### Aim of the task
The required answer is an exact copy of the records below, without pictures.

====== Supplied material ======

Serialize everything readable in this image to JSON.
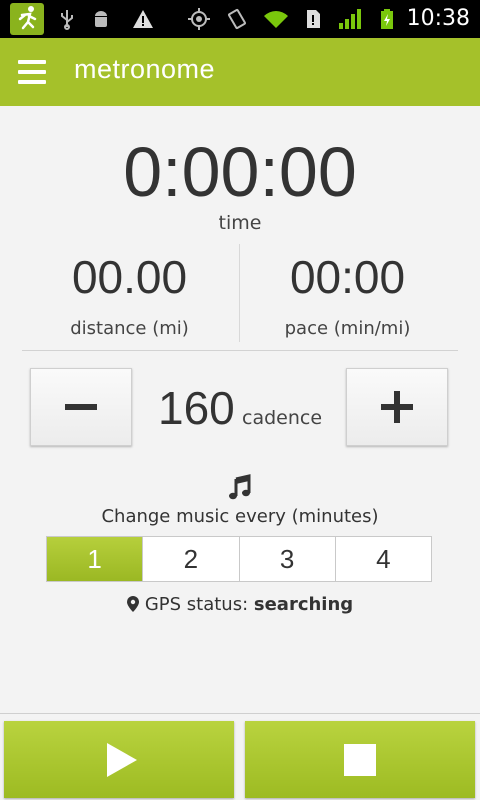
{
  "status_bar": {
    "time": "10:38",
    "icons": [
      "app-runner-icon",
      "usb-icon",
      "android-debug-icon",
      "warning-icon",
      "gps-icon",
      "rotation-icon",
      "wifi-icon",
      "sim-icon",
      "signal-icon",
      "battery-charging-icon"
    ]
  },
  "header": {
    "title": "metronome",
    "accent_color": "#a5c12a"
  },
  "stats": {
    "time_value": "0:00:00",
    "time_label": "time",
    "distance_value": "00.00",
    "distance_label": "distance (mi)",
    "pace_value": "00:00",
    "pace_label": "pace (min/mi)"
  },
  "cadence": {
    "value": "160",
    "label": "cadence"
  },
  "music": {
    "label": "Change music every (minutes)",
    "options": [
      "1",
      "2",
      "3",
      "4"
    ],
    "selected": "1"
  },
  "gps": {
    "prefix": "GPS status:",
    "status": "searching"
  }
}
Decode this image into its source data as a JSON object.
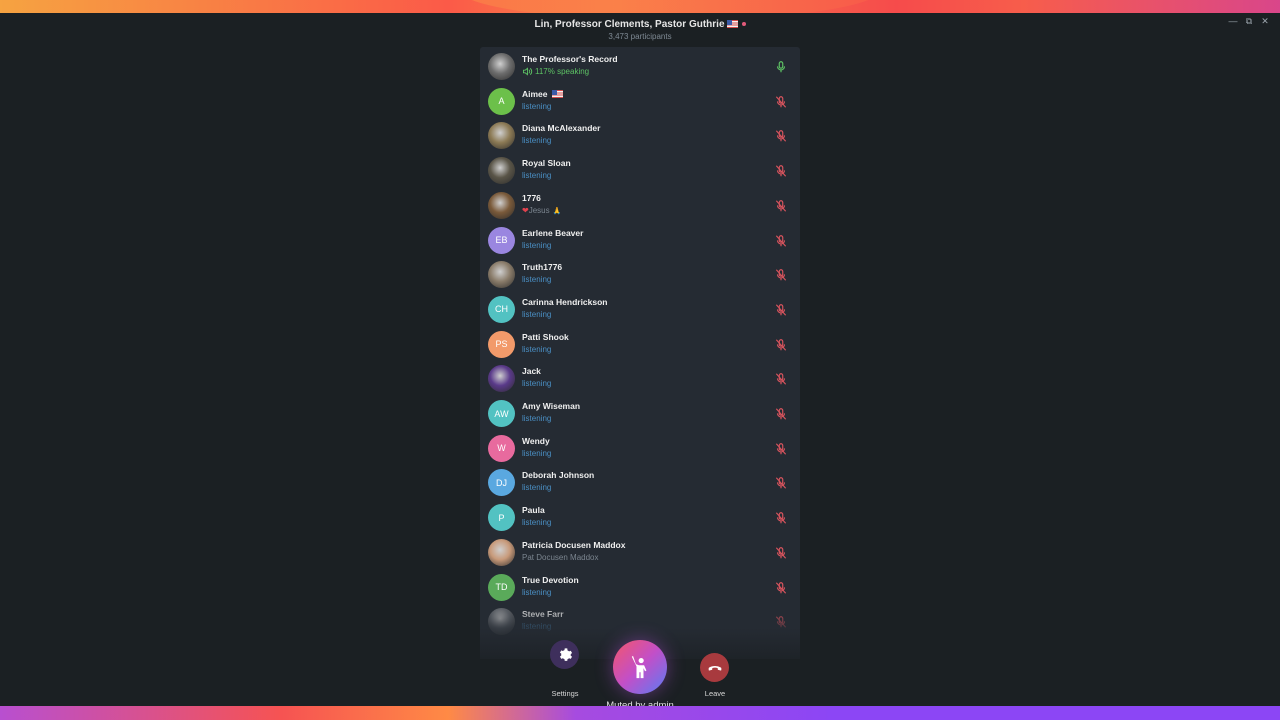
{
  "window": {
    "title": "Lin, Professor Clements, Pastor Guthrie",
    "subtitle": "3,473 participants",
    "controls": [
      "minimize",
      "restore",
      "close"
    ]
  },
  "participants": [
    {
      "name": "The Professor's Record",
      "status": "117% speaking",
      "status_type": "speaking",
      "avatar": {
        "type": "photo",
        "color": "#6d6d6d"
      },
      "mic": "active"
    },
    {
      "name": "Aimee",
      "flag": true,
      "status": "listening",
      "status_type": "listening",
      "avatar": {
        "type": "initials",
        "initials": "A",
        "color": "#6cc04a"
      },
      "mic": "muted"
    },
    {
      "name": "Diana McAlexander",
      "status": "listening",
      "status_type": "listening",
      "avatar": {
        "type": "photo",
        "color": "#8c7a55"
      },
      "mic": "muted"
    },
    {
      "name": "Royal Sloan",
      "status": "listening",
      "status_type": "listening",
      "avatar": {
        "type": "photo",
        "color": "#5a5548"
      },
      "mic": "muted"
    },
    {
      "name": "1776",
      "status": "Jesus",
      "status_prefix": "❤",
      "status_suffix": "🙏",
      "status_type": "about",
      "avatar": {
        "type": "photo",
        "color": "#7a5a3a"
      },
      "mic": "muted"
    },
    {
      "name": "Earlene Beaver",
      "status": "listening",
      "status_type": "listening",
      "avatar": {
        "type": "initials",
        "initials": "EB",
        "color": "#9a86e0"
      },
      "mic": "muted"
    },
    {
      "name": "Truth1776",
      "status": "listening",
      "status_type": "listening",
      "avatar": {
        "type": "photo",
        "color": "#8a7c6a"
      },
      "mic": "muted"
    },
    {
      "name": "Carinna Hendrickson",
      "status": "listening",
      "status_type": "listening",
      "avatar": {
        "type": "initials",
        "initials": "CH",
        "color": "#52c2c2"
      },
      "mic": "muted"
    },
    {
      "name": "Patti Shook",
      "status": "listening",
      "status_type": "listening",
      "avatar": {
        "type": "initials",
        "initials": "PS",
        "color": "#f29a6a"
      },
      "mic": "muted"
    },
    {
      "name": "Jack",
      "status": "listening",
      "status_type": "listening",
      "avatar": {
        "type": "photo",
        "color": "#5a3a8a"
      },
      "mic": "muted"
    },
    {
      "name": "Amy Wiseman",
      "status": "listening",
      "status_type": "listening",
      "avatar": {
        "type": "initials",
        "initials": "AW",
        "color": "#52c2c2"
      },
      "mic": "muted"
    },
    {
      "name": "Wendy",
      "status": "listening",
      "status_type": "listening",
      "avatar": {
        "type": "initials",
        "initials": "W",
        "color": "#e86a9e"
      },
      "mic": "muted"
    },
    {
      "name": "Deborah Johnson",
      "status": "listening",
      "status_type": "listening",
      "avatar": {
        "type": "initials",
        "initials": "DJ",
        "color": "#5aa8e0"
      },
      "mic": "muted"
    },
    {
      "name": "Paula",
      "status": "listening",
      "status_type": "listening",
      "avatar": {
        "type": "initials",
        "initials": "P",
        "color": "#52c2c2"
      },
      "mic": "muted"
    },
    {
      "name": "Patricia Docusen Maddox",
      "status": "Pat Docusen Maddox",
      "status_type": "about",
      "avatar": {
        "type": "photo",
        "color": "#c89a7a"
      },
      "mic": "muted"
    },
    {
      "name": "True Devotion",
      "status": "listening",
      "status_type": "listening",
      "avatar": {
        "type": "initials",
        "initials": "TD",
        "color": "#5aaa5a"
      },
      "mic": "muted"
    },
    {
      "name": "Steve Farr",
      "status": "listening",
      "status_type": "listening",
      "avatar": {
        "type": "photo",
        "color": "#6a6e74"
      },
      "mic": "muted"
    }
  ],
  "controls": {
    "settings_label": "Settings",
    "main_label": "Muted by admin",
    "leave_label": "Leave"
  },
  "colors": {
    "speaking": "#5dc264",
    "listening": "#4a8fc4",
    "muted_mic": "#d9545e",
    "settings_bg": "#3e2f5c",
    "leave_bg": "#a83a3e"
  }
}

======

### Answer
Serialize everything readable in this image to JSON.
{
  "status_bar": {
    "time": "10:38",
    "icons": [
      "app-runner-icon",
      "usb-icon",
      "android-debug-icon",
      "warning-icon",
      "gps-icon",
      "rotation-icon",
      "wifi-icon",
      "sim-icon",
      "signal-icon",
      "battery-charging-icon"
    ]
  },
  "header": {
    "title": "metronome",
    "accent_color": "#a5c12a"
  },
  "stats": {
    "time_value": "0:00:00",
    "time_label": "time",
    "distance_value": "00.00",
    "distance_label": "distance (mi)",
    "pace_value": "00:00",
    "pace_label": "pace (min/mi)"
  },
  "cadence": {
    "value": "160",
    "label": "cadence"
  },
  "music": {
    "label": "Change music every (minutes)",
    "options": [
      "1",
      "2",
      "3",
      "4"
    ],
    "selected": "1"
  },
  "gps": {
    "prefix": "GPS status:",
    "status": "searching"
  }
}
Decode this image into its source data as a JSON object.
{
  "window": {
    "title": "Lin, Professor Clements, Pastor Guthrie",
    "subtitle": "3,473 participants",
    "controls": [
      "minimize",
      "restore",
      "close"
    ]
  },
  "participants": [
    {
      "name": "The Professor's Record",
      "status": "117% speaking",
      "status_type": "speaking",
      "avatar": {
        "type": "photo",
        "color": "#6d6d6d"
      },
      "mic": "active"
    },
    {
      "name": "Aimee",
      "flag": true,
      "status": "listening",
      "status_type": "listening",
      "avatar": {
        "type": "initials",
        "initials": "A",
        "color": "#6cc04a"
      },
      "mic": "muted"
    },
    {
      "name": "Diana McAlexander",
      "status": "listening",
      "status_type": "listening",
      "avatar": {
        "type": "photo",
        "color": "#8c7a55"
      },
      "mic": "muted"
    },
    {
      "name": "Royal Sloan",
      "status": "listening",
      "status_type": "listening",
      "avatar": {
        "type": "photo",
        "color": "#5a5548"
      },
      "mic": "muted"
    },
    {
      "name": "1776",
      "status": "Jesus",
      "status_prefix": "❤",
      "status_suffix": "🙏",
      "status_type": "about",
      "avatar": {
        "type": "photo",
        "color": "#7a5a3a"
      },
      "mic": "muted"
    },
    {
      "name": "Earlene Beaver",
      "status": "listening",
      "status_type": "listening",
      "avatar": {
        "type": "initials",
        "initials": "EB",
        "color": "#9a86e0"
      },
      "mic": "muted"
    },
    {
      "name": "Truth1776",
      "status": "listening",
      "status_type": "listening",
      "avatar": {
        "type": "photo",
        "color": "#8a7c6a"
      },
      "mic": "muted"
    },
    {
      "name": "Carinna Hendrickson",
      "status": "listening",
      "status_type": "listening",
      "avatar": {
        "type": "initials",
        "initials": "CH",
        "color": "#52c2c2"
      },
      "mic": "muted"
    },
    {
      "name": "Patti Shook",
      "status": "listening",
      "status_type": "listening",
      "avatar": {
        "type": "initials",
        "initials": "PS",
        "color": "#f29a6a"
      },
      "mic": "muted"
    },
    {
      "name": "Jack",
      "status": "listening",
      "status_type": "listening",
      "avatar": {
        "type": "photo",
        "color": "#5a3a8a"
      },
      "mic": "muted"
    },
    {
      "name": "Amy Wiseman",
      "status": "listening",
      "status_type": "listening",
      "avatar": {
        "type": "initials",
        "initials": "AW",
        "color": "#52c2c2"
      },
      "mic": "muted"
    },
    {
      "name": "Wendy",
      "status": "listening",
      "status_type": "listening",
      "avatar": {
        "type": "initials",
        "initials": "W",
        "color": "#e86a9e"
      },
      "mic": "muted"
    },
    {
      "name": "Deborah Johnson",
      "status": "listening",
      "status_type": "listening",
      "avatar": {
        "type": "initials",
        "initials": "DJ",
        "color": "#5aa8e0"
      },
      "mic": "muted"
    },
    {
      "name": "Paula",
      "status": "listening",
      "status_type": "listening",
      "avatar": {
        "type": "initials",
        "initials": "P",
        "color": "#52c2c2"
      },
      "mic": "muted"
    },
    {
      "name": "Patricia Docusen Maddox",
      "status": "Pat Docusen Maddox",
      "status_type": "about",
      "avatar": {
        "type": "photo",
        "color": "#c89a7a"
      },
      "mic": "muted"
    },
    {
      "name": "True Devotion",
      "status": "listening",
      "status_type": "listening",
      "avatar": {
        "type": "initials",
        "initials": "TD",
        "color": "#5aaa5a"
      },
      "mic": "muted"
    },
    {
      "name": "Steve Farr",
      "status": "listening",
      "status_type": "listening",
      "avatar": {
        "type": "photo",
        "color": "#6a6e74"
      },
      "mic": "muted"
    }
  ],
  "controls": {
    "settings_label": "Settings",
    "main_label": "Muted by admin",
    "leave_label": "Leave"
  },
  "colors": {
    "speaking": "#5dc264",
    "listening": "#4a8fc4",
    "muted_mic": "#d9545e",
    "settings_bg": "#3e2f5c",
    "leave_bg": "#a83a3e"
  }
}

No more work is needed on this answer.